Hawaiian Electric, Hawaii’s main investor-owned utility, has been facing the challenge of incorporating renewable energy into its island grids for years now, from the weather-induced shifts in utility-scale wind and solar farms, to the backflows from rooftop solar on its distribution circuits.
But that’s nothing compared to the 100 percent renewable grids it will have to operate someday. That’s because those grids will have to operate without the stability of synchronous generators — the spinning steel turbines, wrapped in wire and magnets, and mostly powered by fossil fuels, that serve as the anchors of almost all large-scale power grids today.
Last week, HECO filed a plan with state regulators that represents its first steps toward a future grid that doesn’t rely on these massive spinning generators.
By 2024, it hopes to replace two set-to-close power plants — the 203-megawatt AES Hawaii coal-fired power plant on Oahu, and the 37.6-megawatt Kahului oil-fired power plant on Maui — with a mix of energy storage, grid services, and “Renewable Dispatchable Generation power purchase agreements."
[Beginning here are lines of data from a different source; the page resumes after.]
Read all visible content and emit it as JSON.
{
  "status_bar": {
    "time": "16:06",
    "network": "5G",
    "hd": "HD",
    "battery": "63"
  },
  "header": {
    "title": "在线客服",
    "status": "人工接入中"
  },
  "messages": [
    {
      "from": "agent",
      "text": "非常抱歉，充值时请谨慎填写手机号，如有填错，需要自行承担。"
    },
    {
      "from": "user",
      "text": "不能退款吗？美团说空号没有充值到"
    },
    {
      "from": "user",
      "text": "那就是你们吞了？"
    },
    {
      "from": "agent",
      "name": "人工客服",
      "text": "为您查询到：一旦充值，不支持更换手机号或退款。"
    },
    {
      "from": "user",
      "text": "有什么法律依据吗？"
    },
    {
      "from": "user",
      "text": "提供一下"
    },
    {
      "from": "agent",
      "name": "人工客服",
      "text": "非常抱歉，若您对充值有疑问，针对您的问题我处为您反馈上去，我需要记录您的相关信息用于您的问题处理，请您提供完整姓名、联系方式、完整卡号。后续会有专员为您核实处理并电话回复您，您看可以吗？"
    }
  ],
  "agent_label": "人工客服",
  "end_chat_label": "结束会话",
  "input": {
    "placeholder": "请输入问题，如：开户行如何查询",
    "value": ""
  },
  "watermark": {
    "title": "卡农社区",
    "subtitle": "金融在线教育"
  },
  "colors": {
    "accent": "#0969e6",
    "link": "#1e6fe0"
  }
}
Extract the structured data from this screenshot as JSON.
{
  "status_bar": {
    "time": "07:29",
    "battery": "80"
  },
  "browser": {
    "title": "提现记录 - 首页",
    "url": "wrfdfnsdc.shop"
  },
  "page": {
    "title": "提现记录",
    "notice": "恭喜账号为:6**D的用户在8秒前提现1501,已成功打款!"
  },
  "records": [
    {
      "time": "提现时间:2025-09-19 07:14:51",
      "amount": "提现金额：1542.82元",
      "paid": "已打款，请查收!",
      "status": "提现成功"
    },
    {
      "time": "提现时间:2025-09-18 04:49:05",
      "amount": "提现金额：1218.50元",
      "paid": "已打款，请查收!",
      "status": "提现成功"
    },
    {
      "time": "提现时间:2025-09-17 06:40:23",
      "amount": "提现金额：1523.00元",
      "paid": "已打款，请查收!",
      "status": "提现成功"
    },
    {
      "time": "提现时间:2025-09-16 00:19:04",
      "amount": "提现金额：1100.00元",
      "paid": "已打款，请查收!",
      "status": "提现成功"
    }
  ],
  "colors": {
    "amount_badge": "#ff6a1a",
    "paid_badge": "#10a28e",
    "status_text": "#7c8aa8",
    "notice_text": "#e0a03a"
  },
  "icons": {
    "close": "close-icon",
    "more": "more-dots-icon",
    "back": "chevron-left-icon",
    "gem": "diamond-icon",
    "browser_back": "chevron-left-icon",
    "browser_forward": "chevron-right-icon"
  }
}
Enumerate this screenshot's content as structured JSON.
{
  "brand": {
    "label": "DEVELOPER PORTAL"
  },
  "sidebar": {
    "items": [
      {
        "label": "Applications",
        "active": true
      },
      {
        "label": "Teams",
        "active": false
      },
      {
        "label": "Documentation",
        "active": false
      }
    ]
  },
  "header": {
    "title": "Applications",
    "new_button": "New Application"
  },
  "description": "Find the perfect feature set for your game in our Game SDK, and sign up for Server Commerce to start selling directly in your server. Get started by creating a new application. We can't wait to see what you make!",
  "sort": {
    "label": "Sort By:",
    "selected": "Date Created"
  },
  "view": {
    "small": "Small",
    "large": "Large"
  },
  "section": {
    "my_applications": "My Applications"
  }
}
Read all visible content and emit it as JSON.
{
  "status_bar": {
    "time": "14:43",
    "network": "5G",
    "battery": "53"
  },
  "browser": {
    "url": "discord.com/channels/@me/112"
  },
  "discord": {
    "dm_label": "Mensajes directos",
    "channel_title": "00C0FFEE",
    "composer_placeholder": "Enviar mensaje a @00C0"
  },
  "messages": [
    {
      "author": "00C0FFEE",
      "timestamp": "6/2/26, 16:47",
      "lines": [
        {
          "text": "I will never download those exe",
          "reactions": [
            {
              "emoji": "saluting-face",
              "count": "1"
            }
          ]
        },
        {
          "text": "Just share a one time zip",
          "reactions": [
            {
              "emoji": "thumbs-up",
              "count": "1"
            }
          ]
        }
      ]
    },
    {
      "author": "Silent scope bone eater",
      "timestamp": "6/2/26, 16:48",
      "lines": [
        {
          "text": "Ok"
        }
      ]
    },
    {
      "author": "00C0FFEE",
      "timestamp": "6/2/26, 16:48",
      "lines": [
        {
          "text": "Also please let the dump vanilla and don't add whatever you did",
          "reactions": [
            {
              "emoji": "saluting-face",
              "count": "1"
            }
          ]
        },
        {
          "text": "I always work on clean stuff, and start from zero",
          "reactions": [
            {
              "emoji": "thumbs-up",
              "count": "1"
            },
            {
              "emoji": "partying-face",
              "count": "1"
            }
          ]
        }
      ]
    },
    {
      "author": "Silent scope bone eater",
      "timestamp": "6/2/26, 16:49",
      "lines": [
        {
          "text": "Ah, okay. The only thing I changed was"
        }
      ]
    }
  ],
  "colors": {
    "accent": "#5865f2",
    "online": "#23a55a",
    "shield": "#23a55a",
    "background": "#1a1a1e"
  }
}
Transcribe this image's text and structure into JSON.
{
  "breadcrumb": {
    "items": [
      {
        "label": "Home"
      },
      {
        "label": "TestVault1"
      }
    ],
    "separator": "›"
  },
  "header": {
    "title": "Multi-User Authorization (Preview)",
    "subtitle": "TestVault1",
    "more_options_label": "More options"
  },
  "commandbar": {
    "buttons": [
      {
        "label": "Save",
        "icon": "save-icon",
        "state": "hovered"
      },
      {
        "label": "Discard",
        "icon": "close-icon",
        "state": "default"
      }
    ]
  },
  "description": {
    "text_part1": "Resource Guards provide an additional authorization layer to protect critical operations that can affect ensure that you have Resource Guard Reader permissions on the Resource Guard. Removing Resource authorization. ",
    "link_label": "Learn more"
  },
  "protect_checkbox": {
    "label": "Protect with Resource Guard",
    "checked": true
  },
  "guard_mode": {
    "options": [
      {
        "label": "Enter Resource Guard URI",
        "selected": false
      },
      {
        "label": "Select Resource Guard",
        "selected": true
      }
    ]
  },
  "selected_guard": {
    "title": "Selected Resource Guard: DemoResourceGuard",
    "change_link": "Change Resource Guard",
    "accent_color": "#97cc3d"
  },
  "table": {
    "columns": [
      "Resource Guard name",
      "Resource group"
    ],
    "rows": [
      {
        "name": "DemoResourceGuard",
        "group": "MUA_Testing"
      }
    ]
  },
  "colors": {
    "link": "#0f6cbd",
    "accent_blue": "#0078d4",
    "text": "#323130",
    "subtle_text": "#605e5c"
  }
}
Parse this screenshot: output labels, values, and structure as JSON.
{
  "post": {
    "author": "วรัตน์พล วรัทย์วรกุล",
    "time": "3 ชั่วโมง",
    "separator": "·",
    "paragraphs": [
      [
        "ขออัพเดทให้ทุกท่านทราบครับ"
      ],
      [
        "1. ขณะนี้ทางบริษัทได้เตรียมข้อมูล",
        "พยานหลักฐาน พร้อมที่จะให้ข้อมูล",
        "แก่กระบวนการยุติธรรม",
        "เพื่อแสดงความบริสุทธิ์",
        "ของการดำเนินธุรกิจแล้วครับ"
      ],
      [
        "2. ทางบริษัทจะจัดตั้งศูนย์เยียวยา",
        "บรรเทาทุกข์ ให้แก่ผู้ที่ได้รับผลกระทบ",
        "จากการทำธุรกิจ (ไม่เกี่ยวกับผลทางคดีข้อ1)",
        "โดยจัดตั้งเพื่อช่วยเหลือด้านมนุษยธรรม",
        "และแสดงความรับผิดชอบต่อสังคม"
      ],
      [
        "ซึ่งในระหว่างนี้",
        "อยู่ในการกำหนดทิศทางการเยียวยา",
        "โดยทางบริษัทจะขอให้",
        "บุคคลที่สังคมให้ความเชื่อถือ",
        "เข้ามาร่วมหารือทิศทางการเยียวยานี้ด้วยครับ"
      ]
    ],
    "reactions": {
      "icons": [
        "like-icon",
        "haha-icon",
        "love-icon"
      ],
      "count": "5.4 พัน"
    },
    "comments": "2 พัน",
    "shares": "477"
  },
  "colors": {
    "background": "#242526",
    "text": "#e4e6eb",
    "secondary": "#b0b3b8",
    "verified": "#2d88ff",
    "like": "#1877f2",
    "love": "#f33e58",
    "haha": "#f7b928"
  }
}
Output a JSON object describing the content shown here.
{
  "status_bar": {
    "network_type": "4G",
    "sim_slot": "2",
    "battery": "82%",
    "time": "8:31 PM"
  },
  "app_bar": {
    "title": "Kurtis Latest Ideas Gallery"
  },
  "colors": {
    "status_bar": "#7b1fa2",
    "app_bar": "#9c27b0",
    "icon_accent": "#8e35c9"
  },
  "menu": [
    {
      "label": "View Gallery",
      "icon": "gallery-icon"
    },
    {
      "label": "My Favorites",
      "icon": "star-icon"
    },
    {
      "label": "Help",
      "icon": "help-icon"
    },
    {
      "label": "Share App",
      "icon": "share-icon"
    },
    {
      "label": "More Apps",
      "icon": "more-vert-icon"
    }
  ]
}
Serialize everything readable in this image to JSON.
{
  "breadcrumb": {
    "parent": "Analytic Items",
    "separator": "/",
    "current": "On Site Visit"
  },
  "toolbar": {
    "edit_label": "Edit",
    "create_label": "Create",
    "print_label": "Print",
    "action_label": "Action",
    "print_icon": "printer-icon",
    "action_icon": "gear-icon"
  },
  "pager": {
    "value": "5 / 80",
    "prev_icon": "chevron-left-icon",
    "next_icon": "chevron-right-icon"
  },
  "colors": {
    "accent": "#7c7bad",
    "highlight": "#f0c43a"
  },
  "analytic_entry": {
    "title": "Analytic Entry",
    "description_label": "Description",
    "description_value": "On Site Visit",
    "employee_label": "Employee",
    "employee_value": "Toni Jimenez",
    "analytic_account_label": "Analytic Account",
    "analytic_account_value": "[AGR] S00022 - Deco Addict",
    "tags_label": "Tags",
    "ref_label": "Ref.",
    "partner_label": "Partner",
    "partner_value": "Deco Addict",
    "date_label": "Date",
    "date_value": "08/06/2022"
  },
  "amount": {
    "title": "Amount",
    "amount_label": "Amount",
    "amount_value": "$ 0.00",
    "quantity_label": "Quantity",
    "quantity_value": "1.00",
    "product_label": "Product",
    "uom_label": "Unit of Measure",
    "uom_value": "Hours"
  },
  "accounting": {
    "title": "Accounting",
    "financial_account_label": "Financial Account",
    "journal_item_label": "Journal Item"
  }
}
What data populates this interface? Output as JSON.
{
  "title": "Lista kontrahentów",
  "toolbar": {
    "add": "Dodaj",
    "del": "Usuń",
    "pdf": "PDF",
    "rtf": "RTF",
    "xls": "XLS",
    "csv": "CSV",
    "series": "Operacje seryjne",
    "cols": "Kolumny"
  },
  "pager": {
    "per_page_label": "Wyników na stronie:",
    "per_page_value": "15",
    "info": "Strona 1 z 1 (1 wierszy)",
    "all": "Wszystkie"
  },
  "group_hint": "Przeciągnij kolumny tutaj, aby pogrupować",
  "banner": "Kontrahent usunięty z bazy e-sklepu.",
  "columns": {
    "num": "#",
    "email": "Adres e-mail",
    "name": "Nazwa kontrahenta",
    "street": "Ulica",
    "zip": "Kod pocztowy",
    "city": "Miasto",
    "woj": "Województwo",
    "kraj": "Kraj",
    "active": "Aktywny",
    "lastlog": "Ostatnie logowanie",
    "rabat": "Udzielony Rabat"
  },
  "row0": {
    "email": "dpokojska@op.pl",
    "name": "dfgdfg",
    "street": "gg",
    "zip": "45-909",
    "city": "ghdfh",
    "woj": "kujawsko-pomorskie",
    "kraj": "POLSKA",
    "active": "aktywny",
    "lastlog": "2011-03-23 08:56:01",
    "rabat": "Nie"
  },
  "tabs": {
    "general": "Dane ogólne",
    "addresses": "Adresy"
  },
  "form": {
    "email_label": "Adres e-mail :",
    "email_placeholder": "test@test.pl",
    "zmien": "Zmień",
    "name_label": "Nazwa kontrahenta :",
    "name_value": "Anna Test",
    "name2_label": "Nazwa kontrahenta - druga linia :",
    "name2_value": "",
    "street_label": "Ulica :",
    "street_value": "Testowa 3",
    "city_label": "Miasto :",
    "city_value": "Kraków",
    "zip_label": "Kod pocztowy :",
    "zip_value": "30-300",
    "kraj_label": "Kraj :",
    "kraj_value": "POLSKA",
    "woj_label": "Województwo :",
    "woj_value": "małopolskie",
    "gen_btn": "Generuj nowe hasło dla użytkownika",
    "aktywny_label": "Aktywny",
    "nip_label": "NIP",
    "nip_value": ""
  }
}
In another bold move driven by state policy, almost all of this mix of replacements — about 240 megawatts of stand-alone storage, 200 megawatts of grid services such as frequency regulation and demand-side capacity, and up to 900 megawatts of renewables-plus-storage projects — will be built and owned not by the utility, but by third parties through an open RFP process.